Most agreements are written with success in mind, but who pays if the battery starts to show premature aging or worse? Sterling PBES offers our customers a Lifetime Performance Agreement (LPA) to ensure fixed and manageable costs associated with its solution. Other battery manufacturers may or may not do the same, but it is a point that needs to be clearly understood. Even recycling needs to be costed into the system; our movement to a more responsible and accountable industry requires us to know what happens at end of life.

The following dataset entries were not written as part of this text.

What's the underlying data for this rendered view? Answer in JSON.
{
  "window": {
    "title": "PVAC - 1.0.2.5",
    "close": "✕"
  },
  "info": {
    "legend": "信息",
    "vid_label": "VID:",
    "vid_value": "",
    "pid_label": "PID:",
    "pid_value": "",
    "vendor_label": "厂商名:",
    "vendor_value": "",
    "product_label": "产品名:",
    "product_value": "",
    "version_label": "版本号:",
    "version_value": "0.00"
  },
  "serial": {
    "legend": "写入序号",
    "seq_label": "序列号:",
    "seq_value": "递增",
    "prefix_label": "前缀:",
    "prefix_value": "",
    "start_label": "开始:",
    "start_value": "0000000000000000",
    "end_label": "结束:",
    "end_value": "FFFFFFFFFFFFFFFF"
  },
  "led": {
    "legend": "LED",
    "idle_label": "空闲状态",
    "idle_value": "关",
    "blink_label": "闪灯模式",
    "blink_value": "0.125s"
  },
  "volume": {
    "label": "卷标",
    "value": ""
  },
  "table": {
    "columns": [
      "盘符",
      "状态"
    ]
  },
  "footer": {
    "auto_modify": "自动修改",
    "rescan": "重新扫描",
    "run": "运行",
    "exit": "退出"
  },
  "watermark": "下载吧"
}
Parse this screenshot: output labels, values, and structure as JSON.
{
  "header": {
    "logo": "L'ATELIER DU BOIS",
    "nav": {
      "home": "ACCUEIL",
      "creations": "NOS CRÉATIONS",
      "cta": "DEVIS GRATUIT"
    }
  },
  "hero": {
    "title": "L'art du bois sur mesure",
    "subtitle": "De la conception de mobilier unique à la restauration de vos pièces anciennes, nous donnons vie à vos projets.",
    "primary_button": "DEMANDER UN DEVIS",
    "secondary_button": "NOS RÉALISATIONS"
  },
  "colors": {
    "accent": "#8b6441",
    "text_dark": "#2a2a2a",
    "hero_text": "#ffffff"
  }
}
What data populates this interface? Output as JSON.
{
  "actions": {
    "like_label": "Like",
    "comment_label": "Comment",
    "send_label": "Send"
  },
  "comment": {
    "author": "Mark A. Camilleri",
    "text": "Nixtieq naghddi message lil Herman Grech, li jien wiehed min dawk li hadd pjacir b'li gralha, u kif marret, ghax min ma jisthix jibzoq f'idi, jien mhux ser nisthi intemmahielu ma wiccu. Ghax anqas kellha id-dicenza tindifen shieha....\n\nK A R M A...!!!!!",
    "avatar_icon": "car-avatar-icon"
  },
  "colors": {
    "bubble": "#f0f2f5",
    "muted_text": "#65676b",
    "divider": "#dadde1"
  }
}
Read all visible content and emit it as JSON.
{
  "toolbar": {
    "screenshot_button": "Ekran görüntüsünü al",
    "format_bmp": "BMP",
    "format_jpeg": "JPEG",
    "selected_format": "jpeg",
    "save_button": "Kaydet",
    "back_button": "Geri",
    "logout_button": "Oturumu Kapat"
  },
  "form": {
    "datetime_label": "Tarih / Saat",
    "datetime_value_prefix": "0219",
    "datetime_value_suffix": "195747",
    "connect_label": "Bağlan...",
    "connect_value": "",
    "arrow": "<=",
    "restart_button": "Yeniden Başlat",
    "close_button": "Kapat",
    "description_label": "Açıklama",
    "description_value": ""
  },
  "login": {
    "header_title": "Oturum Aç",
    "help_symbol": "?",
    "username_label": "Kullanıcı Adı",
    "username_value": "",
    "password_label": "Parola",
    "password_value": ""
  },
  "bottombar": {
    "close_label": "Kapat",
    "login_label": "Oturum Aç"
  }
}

Batteries thrown into a landfill is not acceptable – we need to support this phase of system life as thoroughly as the engineering and manufacturing at the start of life.
The educated purchaser
When a battery company starts talking about price per kWh as the metric for value, you should be cautious. As shown in this article, there are many additional costs and risks that may not be being addressed in their bid or their program. Here is a list of questions that the educated purchaser should ask of their battery vendor or simply take into account in total system costing:
|System per MWh||Sterling PBES||Competitor 1||Competitor 2|
|Cost per kWh|
|Gas Extraction- Emergency||included|
|A60 Battery Room||shipyard||shipyard||shipyard|
|100% Replacement Warranty||2 years|
|Lifetime 100% Replacement Warranty Available||Yes|
|Lifetime Software Updates||Yes|
Most commercial vessels built today have a lifespan of around 30 years, but the propulsion equipment onboard will require maintenance or rebuild several times. In fact, a vessel may require several rebuilds of machinery over its lifespan, yet most current battery technology only allows for full replacement.
On this hypothetical 30-year vessel, there will be anywhere from 3-6 battery replacements and subsequent electronic waste entering the recycling stream. Anything that can be done to reduce the environmental impact of the battery should be done.
This happens against the backdrop of increased regulation on the disposal of lithium ion batteries, especially in the EU, which will undoubtedly impact costs for the supplier and subsequently the end user. Sterling PBES’ proprietary CellSwap technology allows the battery to be rebuilt with new cells as required, usually on a 5-year cycle. This allows for a far more accurate prediction of lifespan and required system size as the battery doesn’t need to be oversized to compensate for variables like changes in route, duty, heat or even ownership and maintenance intervals. In fact, a battery that is designed for a 5-year lifespan with CellSwap may be only 30-50% the size of a battery designed for a 10-year life. If that hypothetical 10-year battery is air-cooled, then the size of an alternative liquid cooled system with CellSwap is even smaller. This, in turn, increases value again for the customer.
Battery Installations are complicated, but worth it. The impact to the bottom line, the improvement of the risk profile for a vessel, and the environmental impact all contribute so strongly to the bottom line that it is worth the effort of understanding the total system cost.
Take comfort in your relationship with all of your partners. We all want your vessels to be successful and work reliably for a very long time, just don’t be fooled by metrics that don’t measure the risk or the impact thoroughly.
Cheap is not always less expensive, but a value-added decision is critical in a value-added business. ESS is becoming mainstream but currently only 0.5% of the existing global marine fleet currently use ESS – there is huge opportunity for fleet owners to save money and reduce environmental impact of their operations.
Now that ESS has demonstrated over many years the commercial and environmental benefits within the marine sector it is imperative that we optimize the system size, performance and safety to achieve the best financial returns for our end customers and provide the greatest value.